I am notoriously bad at changing time zones. It takes me about a week twice a year when we go on and off daylight savings time to adjust my sleep schedule, so the six-hour time change from Hawai’i Standard to Eastern Daylight Time has been a struggle. I am alternating between nights where I get little to no sleep and ones where I am so exhausted that I sleep eight or nine hours. I have been trying to catch up on the most important things that I missed being away from home for five weeks, such as visiting the elders and our younger daughter and some re-scheduled appointments, but I haven’t had much brain power to put together posts.

LOL – Not that this post is that profound!

I can at least let you know that there will be some more Hawai’i posts coming as I get access to some more photos. There will also be some commentary on recent events and potentially a squealing, excited post if any of the poetry submissions I did while in Honolulu result in acceptances. I am sparing you any disappointing posts when I get rejections (but will tell you that I have already received several rejections. It’s an advantage of putting in a bunch of submissions in a short time that the rejections aren’t as daunting because you still have some submissions under consideration.)

I had been trying to keep up on reading and commenting, but even that fell apart over the weekend. I’ll be trying to catch up with that – and sorting through the 800+ email messages in my inbox – this week.

Stay tuned and thanks for your patience!

JC

Daylight Savings Time

Time for my (semi-annual) rant about changing clocks. Daylight changes a few minutes at a time. Changing what the clock says when sunset happens does not “save” daylight; it just re-names it.

DST puts me out of sync with the seasons. At my latitude, going on daylight savings time when it is still winter means that many more weeks of getting up to start the day in the dark. In the summer, it barely gets dark for bedtime. In the fall, we are back to dark mornings for a much longer time than we should be.

Admittedly, changing clocks is difficult for me personally. My circadian rhythm is very stubborn. Even one hour’s change throws me for a loop. I joke about being a “delicate flower,” but changing my sleep pattern can quickly devolve into multiple body systems going haywire. (And writing a blog post at 4:30 AM on no sleep.)

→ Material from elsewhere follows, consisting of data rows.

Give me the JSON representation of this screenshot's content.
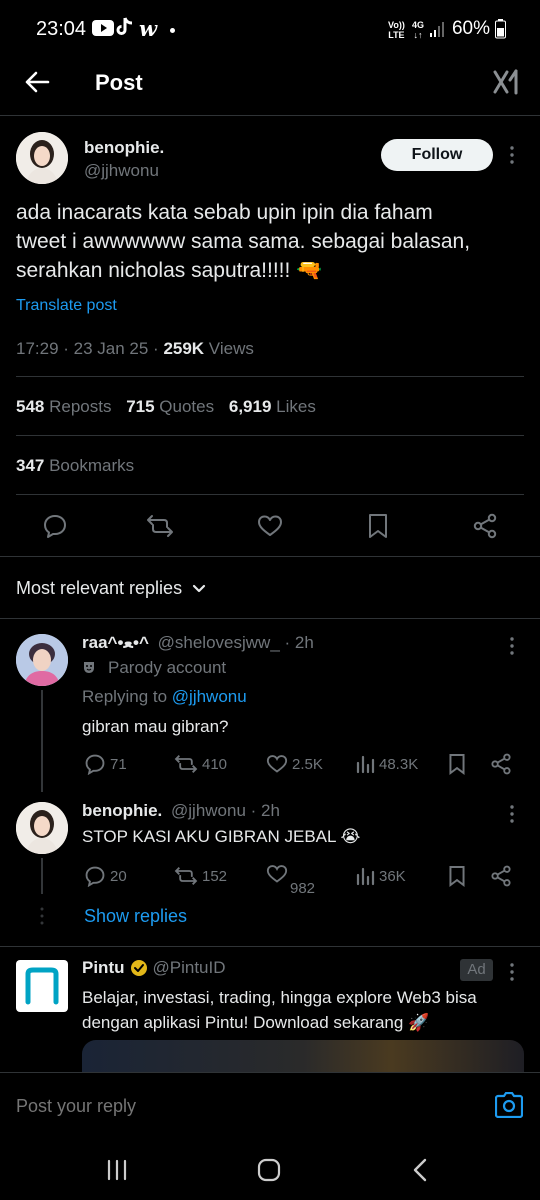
{
  "status_bar": {
    "time": "23:04",
    "indicators": [
      "youtube-icon",
      "tiktok-icon",
      "webtoon-icon",
      "dot"
    ],
    "network_labels": [
      "Vo)) LTE",
      "4G"
    ],
    "battery": "60%"
  },
  "header": {
    "title": "Post",
    "back_icon": "back-arrow-icon",
    "brand_icon": "xai-grok-icon"
  },
  "post": {
    "author_name": "benophie.",
    "author_handle": "@jjhwonu",
    "follow_label": "Follow",
    "text_line1": "ada inacarats kata sebab upin ipin dia faham",
    "text_line2": "tweet i awwwwww sama sama. sebagai balasan,",
    "text_line3": "serahkan nicholas saputra!!!!! 🔫",
    "translate_label": "Translate post",
    "timestamp": "17:29 · 23 Jan 25 · ",
    "views_count": "259K",
    "views_label": " Views",
    "reposts_count": "548",
    "reposts_label": " Reposts",
    "quotes_count": "715",
    "quotes_label": " Quotes",
    "likes_count": "6,919",
    "likes_label": " Likes",
    "bookmarks_count": "347",
    "bookmarks_label": " Bookmarks"
  },
  "replies_filter": "Most relevant replies",
  "replies": [
    {
      "name": "raa^•ﻌ•^",
      "handle": "@shelovesjww_ · 2h",
      "parody_label": "Parody account",
      "replying_prefix": "Replying to ",
      "replying_handle": "@jjhwonu",
      "text": "gibran mau gibran?",
      "replies": "71",
      "reposts": "410",
      "likes": "2.5K",
      "views": "48.3K"
    },
    {
      "name": "benophie.",
      "handle": "@jjhwonu · 2h",
      "text": "STOP KASI AKU GIBRAN JEBAL 😭",
      "replies": "20",
      "reposts": "152",
      "likes": "982",
      "views": "36K"
    }
  ],
  "show_replies": "Show replies",
  "ad": {
    "name": "Pintu",
    "handle": "@PintuID",
    "badge": "Ad",
    "text_line1": "Belajar, investasi, trading, hingga explore Web3 bisa",
    "text_line2": "dengan aplikasi Pintu! Download sekarang 🚀"
  },
  "reply_input": {
    "placeholder": "Post your reply"
  },
  "colors": {
    "background": "#000000",
    "text": "#e7e9ea",
    "muted": "#71767b",
    "link": "#1d9bf0",
    "divider": "#2f3336",
    "gold_check": "#e2b719"
  }
}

As you can guess, I don’t do well when I have to cross multiple times zones…